◆ Aim of the task
Reproduce all of the entries below exactly, without images.
_ _ _
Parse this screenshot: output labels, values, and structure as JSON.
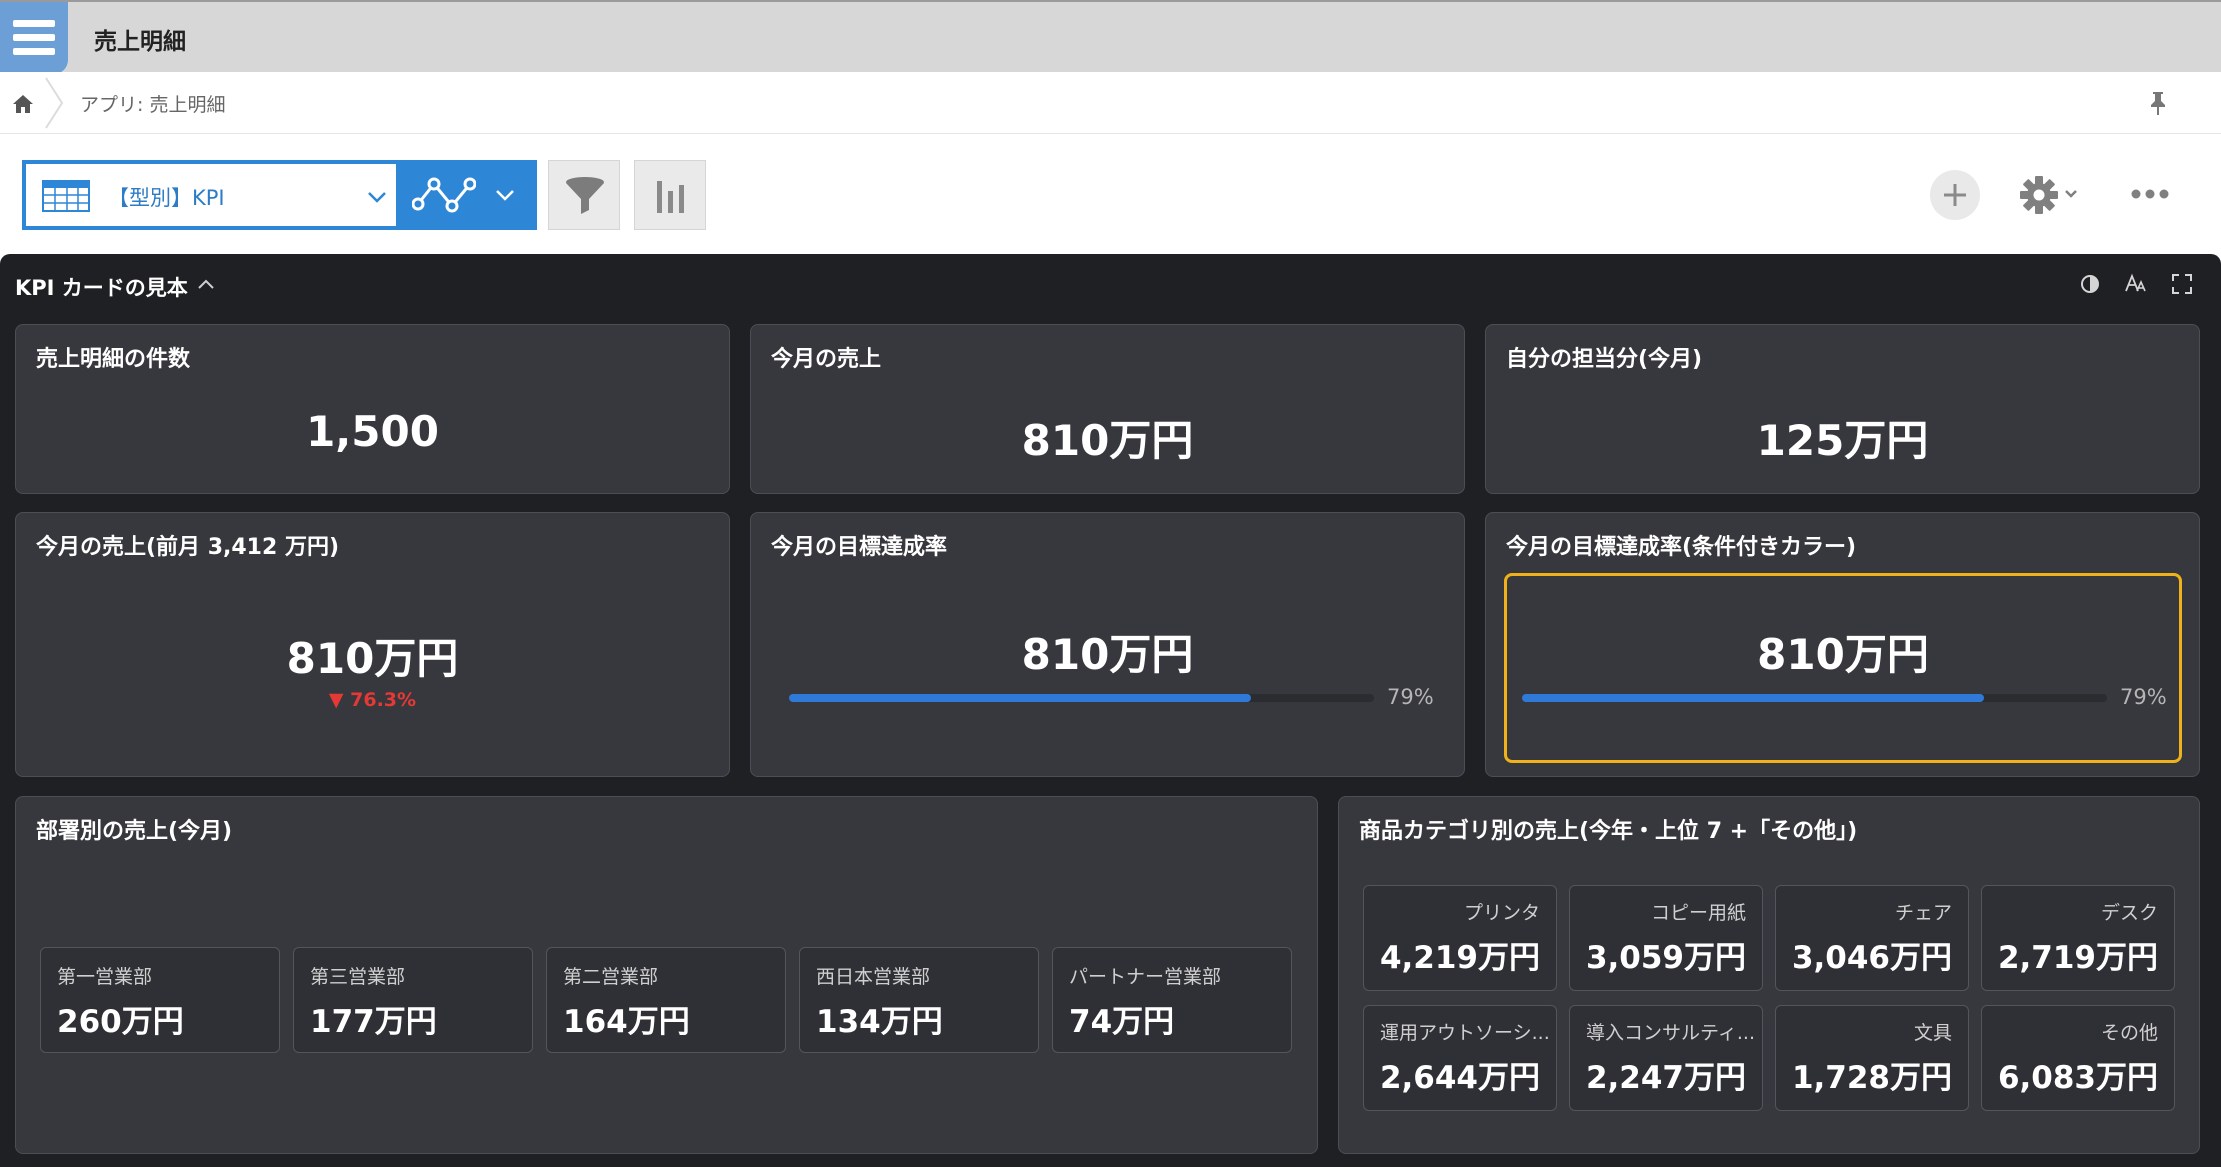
{
  "app": {
    "title": "売上明細"
  },
  "breadcrumb": {
    "text": "アプリ: 売上明細"
  },
  "toolbar": {
    "view_label": "【型別】KPI"
  },
  "dashboard": {
    "title": "KPI カードの見本",
    "kpi_cards": [
      {
        "title": "売上明細の件数",
        "value": "1,500"
      },
      {
        "title": "今月の売上",
        "value": "810万円"
      },
      {
        "title": "自分の担当分(今月)",
        "value": "125万円"
      },
      {
        "title": "今月の売上(前月 3,412 万円)",
        "value": "810万円",
        "delta": "▼ 76.3%"
      },
      {
        "title": "今月の目標達成率",
        "value": "810万円",
        "progress": 0.79,
        "progress_label": "79%"
      },
      {
        "title": "今月の目標達成率(条件付きカラー)",
        "value": "810万円",
        "progress": 0.79,
        "progress_label": "79%",
        "highlight_color": "#f0b21a"
      }
    ],
    "dept": {
      "title": "部署別の売上(今月)",
      "items": [
        {
          "label": "第一営業部",
          "value": "260万円"
        },
        {
          "label": "第三営業部",
          "value": "177万円"
        },
        {
          "label": "第二営業部",
          "value": "164万円"
        },
        {
          "label": "西日本営業部",
          "value": "134万円"
        },
        {
          "label": "パートナー営業部",
          "value": "74万円"
        }
      ]
    },
    "category": {
      "title": "商品カテゴリ別の売上(今年・上位 7 +「その他」)",
      "items": [
        {
          "label": "プリンタ",
          "value": "4,219万円"
        },
        {
          "label": "コピー用紙",
          "value": "3,059万円"
        },
        {
          "label": "チェア",
          "value": "3,046万円"
        },
        {
          "label": "デスク",
          "value": "2,719万円"
        },
        {
          "label": "運用アウトソーシ...",
          "value": "2,644万円"
        },
        {
          "label": "導入コンサルティ...",
          "value": "2,247万円"
        },
        {
          "label": "文具",
          "value": "1,728万円"
        },
        {
          "label": "その他",
          "value": "6,083万円"
        }
      ]
    }
  },
  "colors": {
    "accent": "#2d86d6",
    "dashboard_bg": "#1f2024",
    "card_bg": "#37383d",
    "progress": "#2f7ad8",
    "negative": "#e53935"
  },
  "icons": [
    "menu-icon",
    "home-icon",
    "pin-icon",
    "table-icon",
    "chevron-down-icon",
    "graph-icon",
    "filter-icon",
    "bar-chart-icon",
    "plus-icon",
    "gear-icon",
    "more-icon",
    "contrast-icon",
    "font-size-icon",
    "fullscreen-icon",
    "chevron-up-icon"
  ]
}
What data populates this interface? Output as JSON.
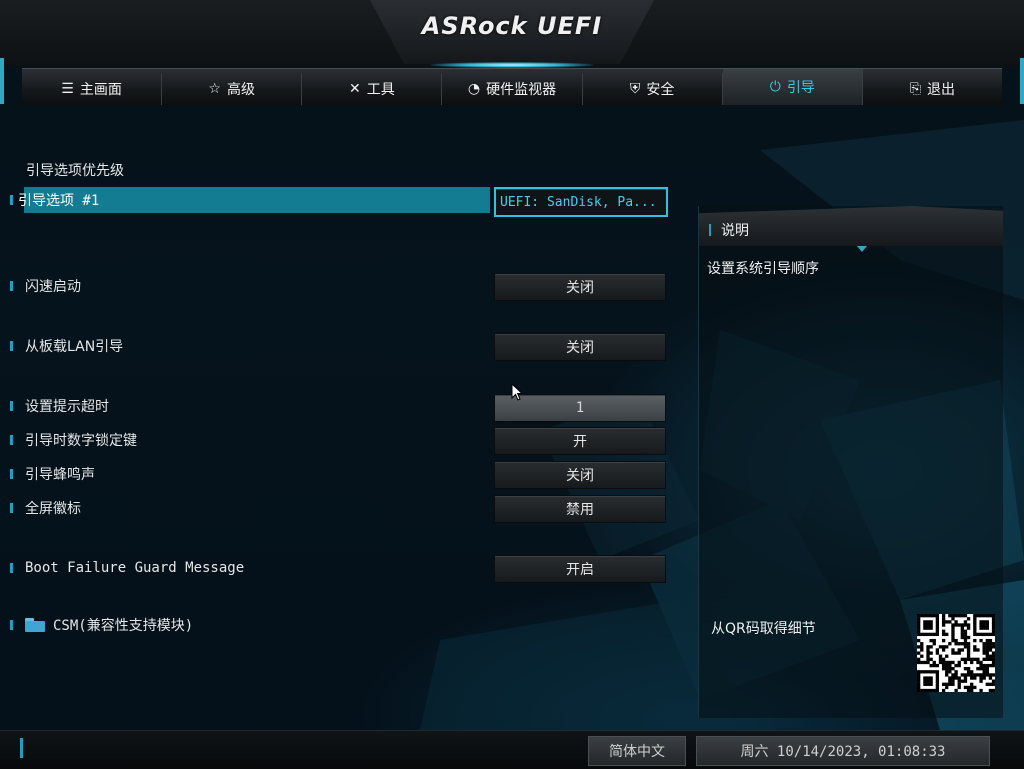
{
  "header": {
    "logo": "ASRock UEFI"
  },
  "tabs": [
    {
      "label": "主画面",
      "icon": "list-icon"
    },
    {
      "label": "高级",
      "icon": "star-icon"
    },
    {
      "label": "工具",
      "icon": "tools-icon"
    },
    {
      "label": "硬件监视器",
      "icon": "monitor-icon"
    },
    {
      "label": "安全",
      "icon": "shield-icon"
    },
    {
      "label": "引导",
      "icon": "power-icon",
      "active": true
    },
    {
      "label": "退出",
      "icon": "exit-icon"
    }
  ],
  "main": {
    "section_title": "引导选项优先级",
    "boot_option_1": {
      "label": "引导选项 #1",
      "value": "UEFI: SanDisk, Pa..."
    },
    "fast_boot": {
      "label": "闪速启动",
      "value": "关闭"
    },
    "onboard_lan_boot": {
      "label": "从板载LAN引导",
      "value": "关闭"
    },
    "setup_prompt_timeout": {
      "label": "设置提示超时",
      "value": "1"
    },
    "bootup_numlock": {
      "label": "引导时数字锁定键",
      "value": "开"
    },
    "boot_beep": {
      "label": "引导蜂鸣声",
      "value": "关闭"
    },
    "full_screen_logo": {
      "label": "全屏徽标",
      "value": "禁用"
    },
    "boot_failure_guard": {
      "label": "Boot Failure Guard Message",
      "value": "开启"
    },
    "csm": {
      "label": "CSM(兼容性支持模块)"
    }
  },
  "description": {
    "title": "说明",
    "text": "设置系统引导顺序",
    "qr_label": "从QR码取得细节"
  },
  "footer": {
    "language": "简体中文",
    "datetime": "周六 10/14/2023, 01:08:33"
  },
  "colors": {
    "accent": "#1fa0be",
    "highlight": "#137c92",
    "active_tab": "#38c8e6"
  }
}
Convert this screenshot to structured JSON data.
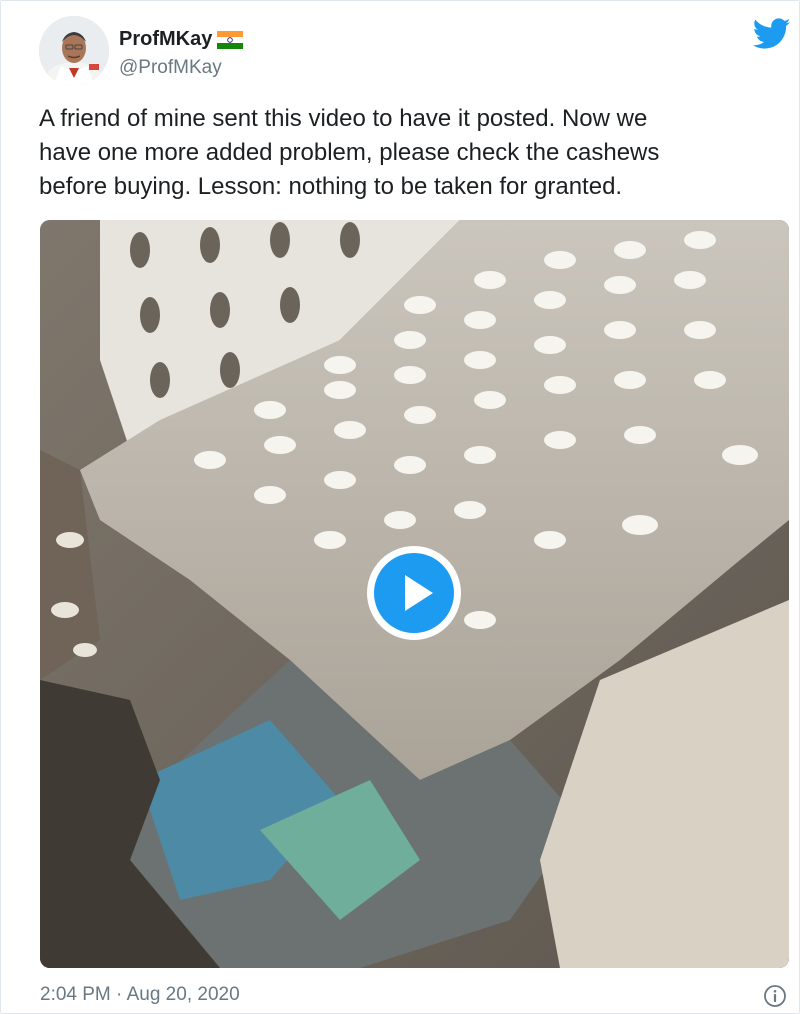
{
  "tweet": {
    "author": {
      "display_name": "ProfMKay",
      "handle": "@ProfMKay",
      "flag_icon": "india-flag-icon",
      "avatar_icon": "profile-avatar"
    },
    "brand_icon": "twitter-bird-icon",
    "text_lines": [
      "A friend of mine sent this video to have it posted. Now we",
      "have one more added problem, please check the cashews",
      "before buying. Lesson: nothing to be taken for granted."
    ],
    "media": {
      "type": "video",
      "play_icon": "play-icon"
    },
    "timestamp": "2:04 PM · Aug 20, 2020",
    "info_icon": "info-icon"
  },
  "colors": {
    "twitter_blue": "#1d9bf0",
    "name_text": "#1c2022",
    "secondary_text": "#697882",
    "border": "#e1e8ed"
  }
}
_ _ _
◆ Solution to this problem
Parse this screenshot: output labels, values, and structure as JSON.
{
  "app": {
    "title": "売上明細"
  },
  "breadcrumb": {
    "text": "アプリ: 売上明細"
  },
  "toolbar": {
    "view_label": "【型別】KPI"
  },
  "dashboard": {
    "title": "KPI カードの見本",
    "kpi_cards": [
      {
        "title": "売上明細の件数",
        "value": "1,500"
      },
      {
        "title": "今月の売上",
        "value": "810万円"
      },
      {
        "title": "自分の担当分(今月)",
        "value": "125万円"
      },
      {
        "title": "今月の売上(前月 3,412 万円)",
        "value": "810万円",
        "delta": "▼ 76.3%"
      },
      {
        "title": "今月の目標達成率",
        "value": "810万円",
        "progress": 0.79,
        "progress_label": "79%"
      },
      {
        "title": "今月の目標達成率(条件付きカラー)",
        "value": "810万円",
        "progress": 0.79,
        "progress_label": "79%",
        "highlight_color": "#f0b21a"
      }
    ],
    "dept": {
      "title": "部署別の売上(今月)",
      "items": [
        {
          "label": "第一営業部",
          "value": "260万円"
        },
        {
          "label": "第三営業部",
          "value": "177万円"
        },
        {
          "label": "第二営業部",
          "value": "164万円"
        },
        {
          "label": "西日本営業部",
          "value": "134万円"
        },
        {
          "label": "パートナー営業部",
          "value": "74万円"
        }
      ]
    },
    "category": {
      "title": "商品カテゴリ別の売上(今年・上位 7 +「その他」)",
      "items": [
        {
          "label": "プリンタ",
          "value": "4,219万円"
        },
        {
          "label": "コピー用紙",
          "value": "3,059万円"
        },
        {
          "label": "チェア",
          "value": "3,046万円"
        },
        {
          "label": "デスク",
          "value": "2,719万円"
        },
        {
          "label": "運用アウトソーシ...",
          "value": "2,644万円"
        },
        {
          "label": "導入コンサルティ...",
          "value": "2,247万円"
        },
        {
          "label": "文具",
          "value": "1,728万円"
        },
        {
          "label": "その他",
          "value": "6,083万円"
        }
      ]
    }
  },
  "colors": {
    "accent": "#2d86d6",
    "dashboard_bg": "#1f2024",
    "card_bg": "#37383d",
    "progress": "#2f7ad8",
    "negative": "#e53935"
  },
  "icons": [
    "menu-icon",
    "home-icon",
    "pin-icon",
    "table-icon",
    "chevron-down-icon",
    "graph-icon",
    "filter-icon",
    "bar-chart-icon",
    "plus-icon",
    "gear-icon",
    "more-icon",
    "contrast-icon",
    "font-size-icon",
    "fullscreen-icon",
    "chevron-up-icon"
  ]
}
What data populates this interface? Output as JSON.
{
  "header": {
    "logo": "ASRock UEFI"
  },
  "tabs": [
    {
      "label": "主画面",
      "icon": "list-icon"
    },
    {
      "label": "高级",
      "icon": "star-icon"
    },
    {
      "label": "工具",
      "icon": "tools-icon"
    },
    {
      "label": "硬件监视器",
      "icon": "monitor-icon"
    },
    {
      "label": "安全",
      "icon": "shield-icon"
    },
    {
      "label": "引导",
      "icon": "power-icon",
      "active": true
    },
    {
      "label": "退出",
      "icon": "exit-icon"
    }
  ],
  "main": {
    "section_title": "引导选项优先级",
    "boot_option_1": {
      "label": "引导选项 #1",
      "value": "UEFI: SanDisk, Pa..."
    },
    "fast_boot": {
      "label": "闪速启动",
      "value": "关闭"
    },
    "onboard_lan_boot": {
      "label": "从板载LAN引导",
      "value": "关闭"
    },
    "setup_prompt_timeout": {
      "label": "设置提示超时",
      "value": "1"
    },
    "bootup_numlock": {
      "label": "引导时数字锁定键",
      "value": "开"
    },
    "boot_beep": {
      "label": "引导蜂鸣声",
      "value": "关闭"
    },
    "full_screen_logo": {
      "label": "全屏徽标",
      "value": "禁用"
    },
    "boot_failure_guard": {
      "label": "Boot Failure Guard Message",
      "value": "开启"
    },
    "csm": {
      "label": "CSM(兼容性支持模块)"
    }
  },
  "description": {
    "title": "说明",
    "text": "设置系统引导顺序",
    "qr_label": "从QR码取得细节"
  },
  "footer": {
    "language": "简体中文",
    "datetime": "周六 10/14/2023, 01:08:33"
  },
  "colors": {
    "accent": "#1fa0be",
    "highlight": "#137c92",
    "active_tab": "#38c8e6"
  }
}
Convert this screenshot to structured JSON data.
{
  "tweet": {
    "author": {
      "display_name": "ProfMKay",
      "handle": "@ProfMKay",
      "flag_icon": "india-flag-icon",
      "avatar_icon": "profile-avatar"
    },
    "brand_icon": "twitter-bird-icon",
    "text_lines": [
      "A friend of mine sent this video to have it posted. Now we",
      "have one more added problem, please check the cashews",
      "before buying. Lesson: nothing to be taken for granted."
    ],
    "media": {
      "type": "video",
      "play_icon": "play-icon"
    },
    "timestamp": "2:04 PM · Aug 20, 2020",
    "info_icon": "info-icon"
  },
  "colors": {
    "twitter_blue": "#1d9bf0",
    "name_text": "#1c2022",
    "secondary_text": "#697882",
    "border": "#e1e8ed"
  }
}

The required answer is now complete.